▶ _Entries shown_
● ● ● ● ●

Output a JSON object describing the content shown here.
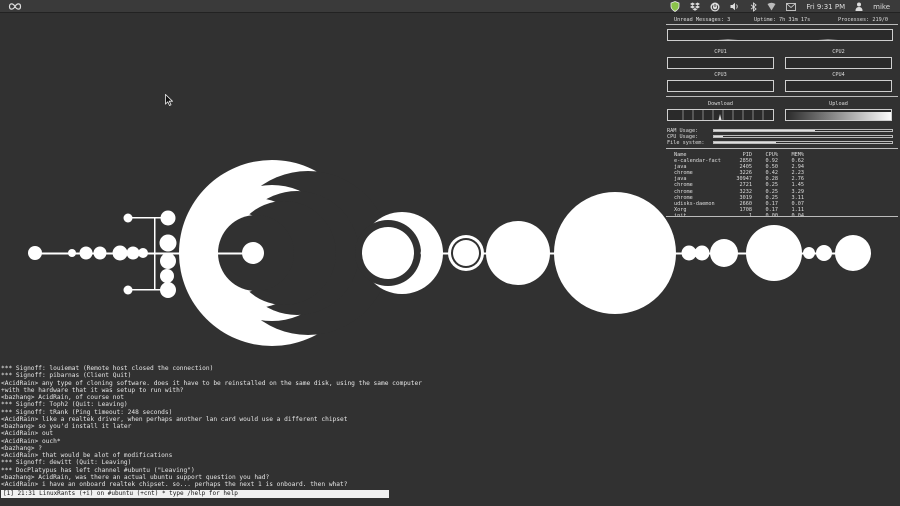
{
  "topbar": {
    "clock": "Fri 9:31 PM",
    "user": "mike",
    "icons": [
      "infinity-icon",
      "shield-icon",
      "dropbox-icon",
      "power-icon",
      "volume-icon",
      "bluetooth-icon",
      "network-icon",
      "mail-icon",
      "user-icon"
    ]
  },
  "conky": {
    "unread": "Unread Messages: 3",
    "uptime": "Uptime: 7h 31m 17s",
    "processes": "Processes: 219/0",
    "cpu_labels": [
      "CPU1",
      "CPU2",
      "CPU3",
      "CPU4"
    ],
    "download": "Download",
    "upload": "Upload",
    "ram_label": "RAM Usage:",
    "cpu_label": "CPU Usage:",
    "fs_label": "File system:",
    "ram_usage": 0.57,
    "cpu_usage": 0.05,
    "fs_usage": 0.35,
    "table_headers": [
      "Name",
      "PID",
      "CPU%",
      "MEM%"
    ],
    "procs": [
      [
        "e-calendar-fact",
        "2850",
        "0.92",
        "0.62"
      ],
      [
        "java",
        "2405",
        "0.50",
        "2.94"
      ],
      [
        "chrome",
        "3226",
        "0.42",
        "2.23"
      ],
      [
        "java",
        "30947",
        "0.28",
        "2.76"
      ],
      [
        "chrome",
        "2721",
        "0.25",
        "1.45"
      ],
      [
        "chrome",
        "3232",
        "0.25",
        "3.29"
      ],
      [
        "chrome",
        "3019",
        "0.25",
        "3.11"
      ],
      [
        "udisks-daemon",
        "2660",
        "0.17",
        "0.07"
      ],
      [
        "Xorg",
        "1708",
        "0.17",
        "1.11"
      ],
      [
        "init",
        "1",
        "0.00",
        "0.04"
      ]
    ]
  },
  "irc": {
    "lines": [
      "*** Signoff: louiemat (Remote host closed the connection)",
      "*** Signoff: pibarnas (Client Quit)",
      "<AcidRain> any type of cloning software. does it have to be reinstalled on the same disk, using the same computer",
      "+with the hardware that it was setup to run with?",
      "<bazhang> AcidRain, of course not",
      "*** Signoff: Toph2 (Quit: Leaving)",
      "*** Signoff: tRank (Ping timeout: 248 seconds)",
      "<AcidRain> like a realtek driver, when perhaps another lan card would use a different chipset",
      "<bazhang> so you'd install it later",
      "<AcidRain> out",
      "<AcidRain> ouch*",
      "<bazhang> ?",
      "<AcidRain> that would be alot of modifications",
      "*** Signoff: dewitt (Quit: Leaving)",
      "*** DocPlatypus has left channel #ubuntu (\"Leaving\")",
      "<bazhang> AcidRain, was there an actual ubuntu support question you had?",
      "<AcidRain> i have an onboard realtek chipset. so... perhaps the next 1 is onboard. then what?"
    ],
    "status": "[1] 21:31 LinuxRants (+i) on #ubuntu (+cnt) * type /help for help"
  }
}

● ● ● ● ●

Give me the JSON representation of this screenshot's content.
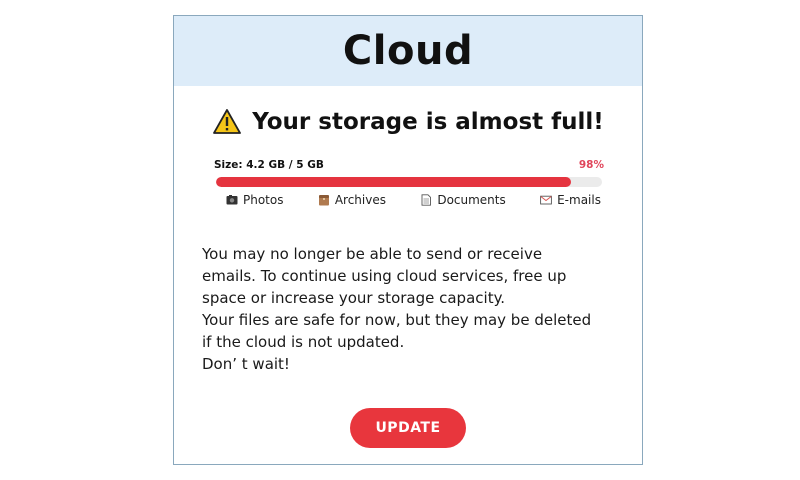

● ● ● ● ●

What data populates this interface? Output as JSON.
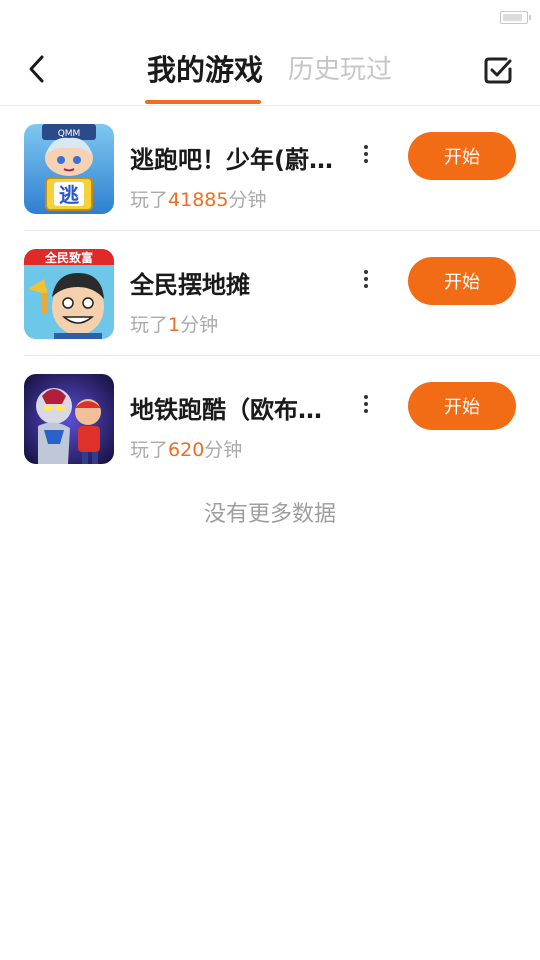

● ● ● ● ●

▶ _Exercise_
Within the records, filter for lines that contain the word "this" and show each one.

▶ _Written response_
Give me the JSON representation of this screenshot's content.
What data populates this interface? Output as JSON.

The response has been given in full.